Pashman Stein Walder Hayden Attorneys Represent the National Association of Criminal Defense Lawyers as Amicus Curiae and Receive Court Order Quashing State’s Subpoena of Criminal Defense Lawyer to Testify Against His Former Client.
Pashman Stein Walder Hayden attorneys Alan Silber and Dillon J. McGuire were pleased to receive an Order on October 4, 2019, from the Honorable Margaret Foti, P.J.Cr., presiding criminal judge in the Superior Court of New Jersey, Bergen Vicinage, wherein she rejected the State of New Jersey’s motion to compel a criminal defense lawyer (Lanry Belizaire) to testify against his former client.
“This is a significant result in that the Court quashed the State’s subpoena to compel Belizaire to testify before a grand jury,” said Silber. “Pashman Stein submitted an amicus curiae brief on behalf of the National Association of Criminal Defense Lawyers, stating that the prosecutors could not compel Belizaire to testify when other feasible alternative means to obtain the information were available to the State. The Order recognized this criminal defense lawyer’s ethical obligations to his client.”
Factually, Belizaire had arranged for his client to turn himself in to authorities, but the client did not appear to surrender at the scheduled time. The defendant, who was accused of several crimes including first degree sexual assault, was later apprehended at an airport attempting to travel to Jamaica. Following the defendant’s arrest, prosecutors served Belizaire with a subpoena for documents, including communications with his client and any third parties regarding the voluntary surrender, and sought to compel the attorney to turn over documents and testify against his client before a grand jury in relation to a fourth degree obstruction by flight.
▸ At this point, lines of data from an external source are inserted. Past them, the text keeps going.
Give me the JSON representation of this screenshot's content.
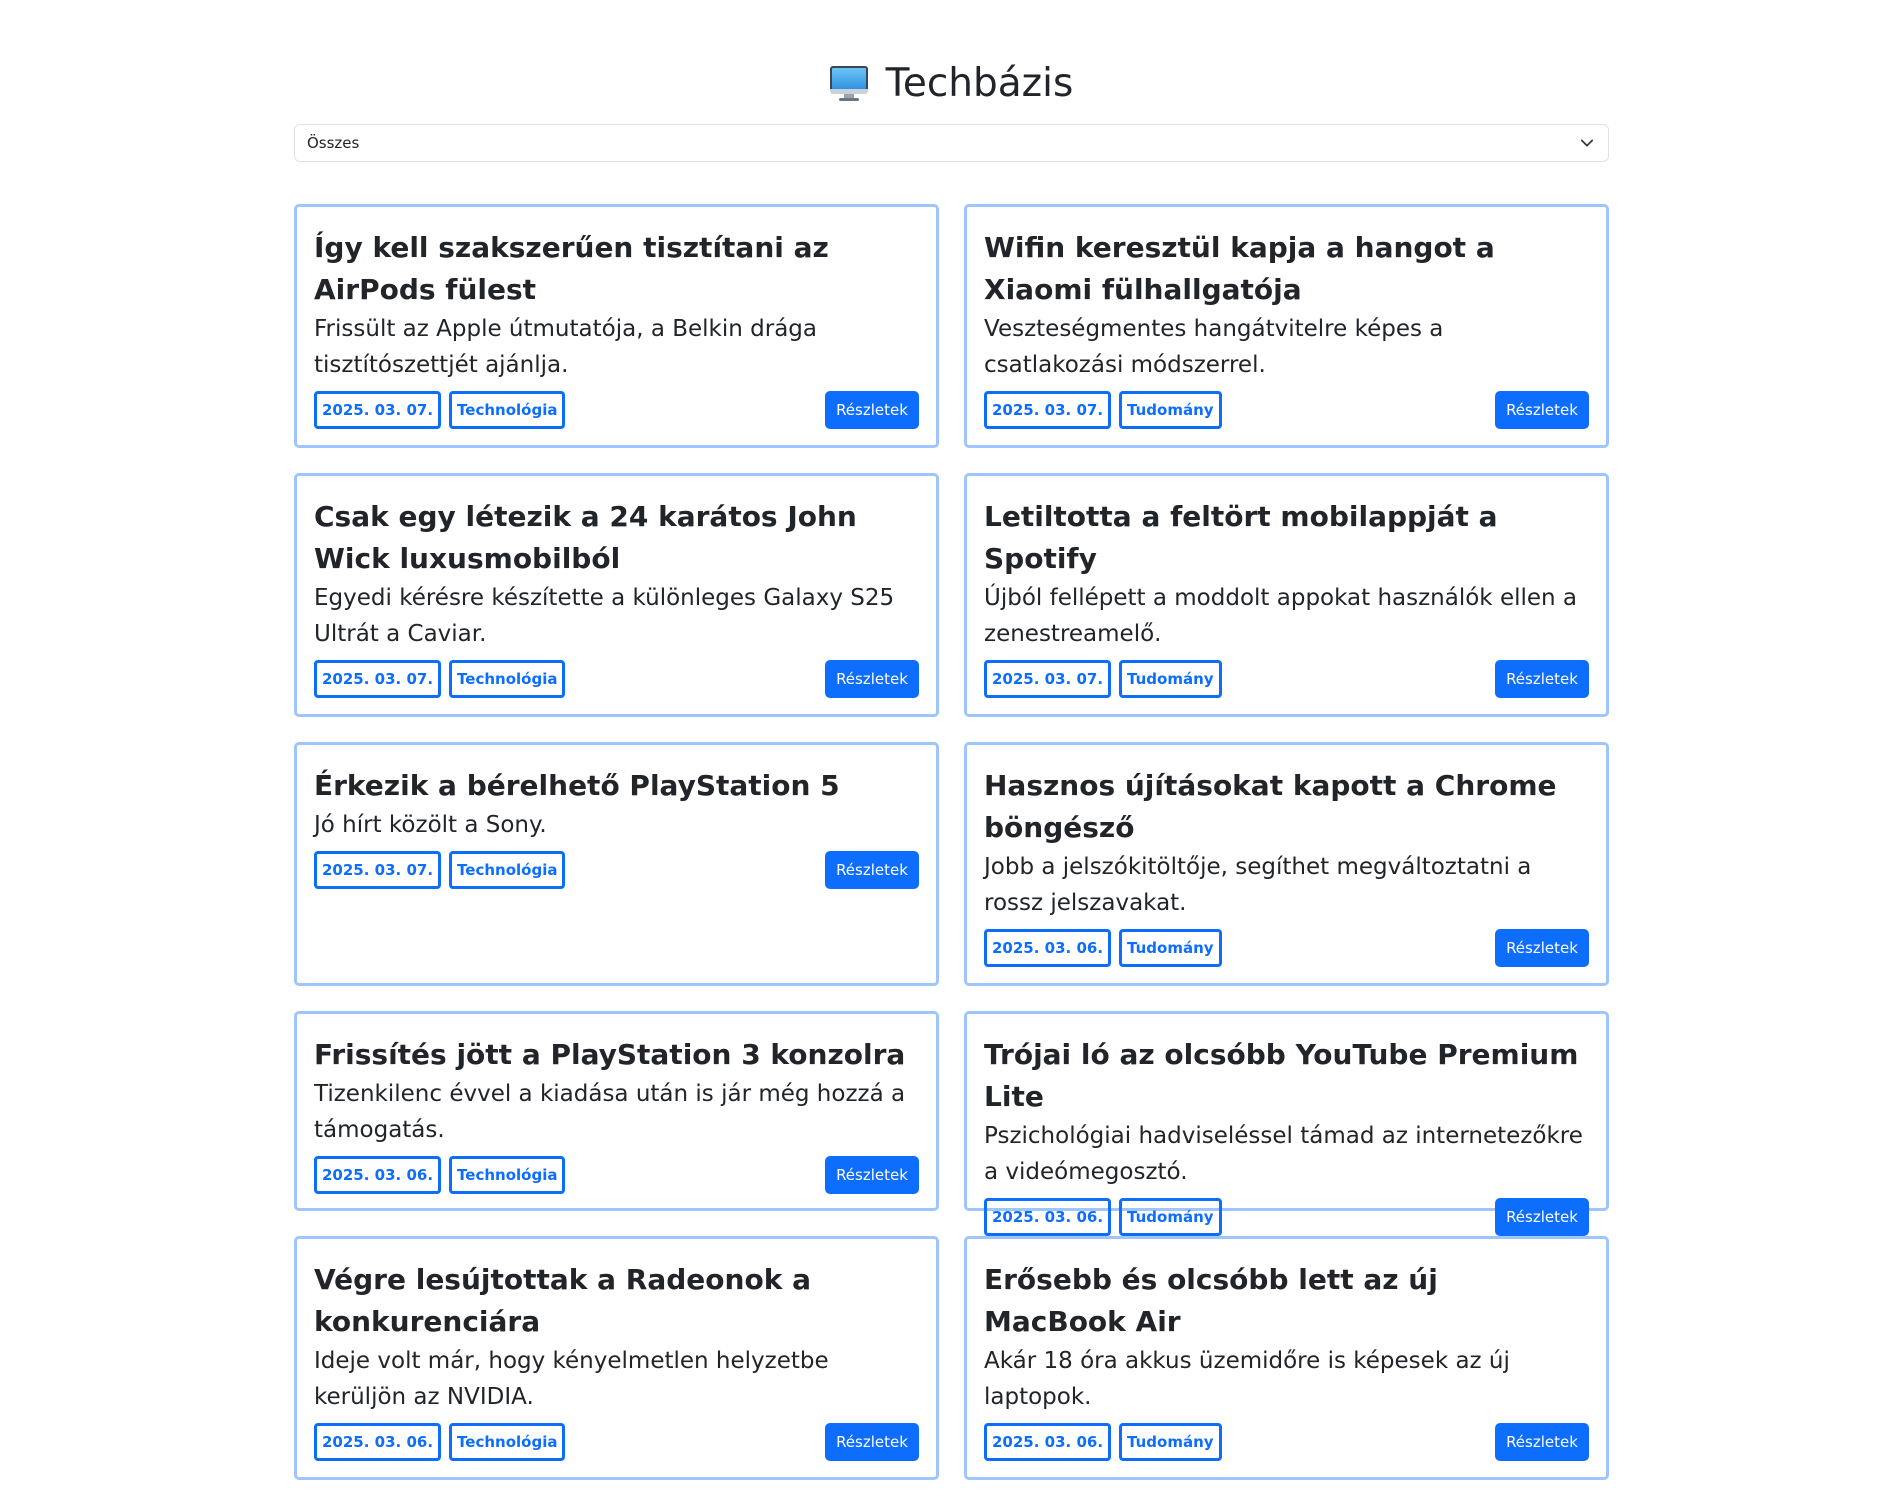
{
  "header": {
    "title": "Techbázis",
    "icon": "computer-monitor-icon"
  },
  "filter": {
    "selected": "Összes"
  },
  "articles": [
    {
      "title": "Így kell szakszerűen tisztítani az AirPods fülest",
      "lead": "Frissült az Apple útmutatója, a Belkin drága tisztítószettjét ajánlja.",
      "date": "2025. 03. 07.",
      "category": "Technológia",
      "button": "Részletek"
    },
    {
      "title": "Wifin keresztül kapja a hangot a Xiaomi fülhallgatója",
      "lead": "Veszteségmentes hangátvitelre képes a csatlakozási módszerrel.",
      "date": "2025. 03. 07.",
      "category": "Tudomány",
      "button": "Részletek"
    },
    {
      "title": "Csak egy létezik a 24 karátos John Wick luxusmobilból",
      "lead": "Egyedi kérésre készítette a különleges Galaxy S25 Ultrát a Caviar.",
      "date": "2025. 03. 07.",
      "category": "Technológia",
      "button": "Részletek"
    },
    {
      "title": "Letiltotta a feltört mobilappját a Spotify",
      "lead": "Újból fellépett a moddolt appokat használók ellen a zenestreamelő.",
      "date": "2025. 03. 07.",
      "category": "Tudomány",
      "button": "Részletek"
    },
    {
      "title": "Érkezik a bérelhető PlayStation 5",
      "lead": "Jó hírt közölt a Sony.",
      "date": "2025. 03. 07.",
      "category": "Technológia",
      "button": "Részletek"
    },
    {
      "title": "Hasznos újításokat kapott a Chrome böngésző",
      "lead": "Jobb a jelszókitöltője, segíthet megváltoztatni a rossz jelszavakat.",
      "date": "2025. 03. 06.",
      "category": "Tudomány",
      "button": "Részletek"
    },
    {
      "title": "Frissítés jött a PlayStation 3 konzolra",
      "lead": "Tizenkilenc évvel a kiadása után is jár még hozzá a támogatás.",
      "date": "2025. 03. 06.",
      "category": "Technológia",
      "button": "Részletek"
    },
    {
      "title": "Trójai ló az olcsóbb YouTube Premium Lite",
      "lead": "Pszichológiai hadviseléssel támad az internetezőkre a videómegosztó.",
      "date": "2025. 03. 06.",
      "category": "Tudomány",
      "button": "Részletek"
    },
    {
      "title": "Végre lesújtottak a Radeonok a konkurenciára",
      "lead": "Ideje volt már, hogy kényelmetlen helyzetbe kerüljön az NVIDIA.",
      "date": "2025. 03. 06.",
      "category": "Technológia",
      "button": "Részletek"
    },
    {
      "title": "Erősebb és olcsóbb lett az új MacBook Air",
      "lead": "Akár 18 óra akkus üzemidőre is képesek az új laptopok.",
      "date": "2025. 03. 06.",
      "category": "Tudomány",
      "button": "Részletek"
    }
  ]
}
Belizaire refused, consistent with his legal and ethical obligations to his client, and retained counsel to fight the subpoena.
The State’s case was originally rejected by Judge Foti on August 15, 2019. Relying upon RPC 3.8(e), Judge Foti held that there were feasible alternative means for the State to acquire the sought-after information that must be pursued before it could subpoena a defendant’s former lawyer. Judge Foti concluded that the State possessed a pool of potential investigative leads, and needed to make reasonable efforts to exploit those leads before it was entitled to Belizaire’s testimony. Judge Foti denied the State’s Motion to Enforce the Grand Jury subpoena.
“Judge Foti was able to see through the State’s arguments, and unequivocally reinforced the critical importance of the lawyer client relationship,” said McGuire. “Prosecutors are vested with a great deal of discretion in conducting investigations and presenting evidence to grand juries, but that discretion is not without its limits. Judge Foti appropriately exercised her supervisory authority and held the State to its ethical obligations under RPC 3.8(e).”
On September 4, 2019, the State filed a Motion for Reconsideration, as well as a Motion to Enforce a second Grand Jury subpoena issued to Belizaire on Sept. 3, 2019. Defense counsel, as well as Pashman Stein as amicus, argued that the State did not meet its burden for reconsideration, and failed to demonstrate that there were no other feasible alternative means to obtain the information sought in the State’s latest subpoena to Belizaire. The court entered its Order on October 4, 2019, denying the State’s motions.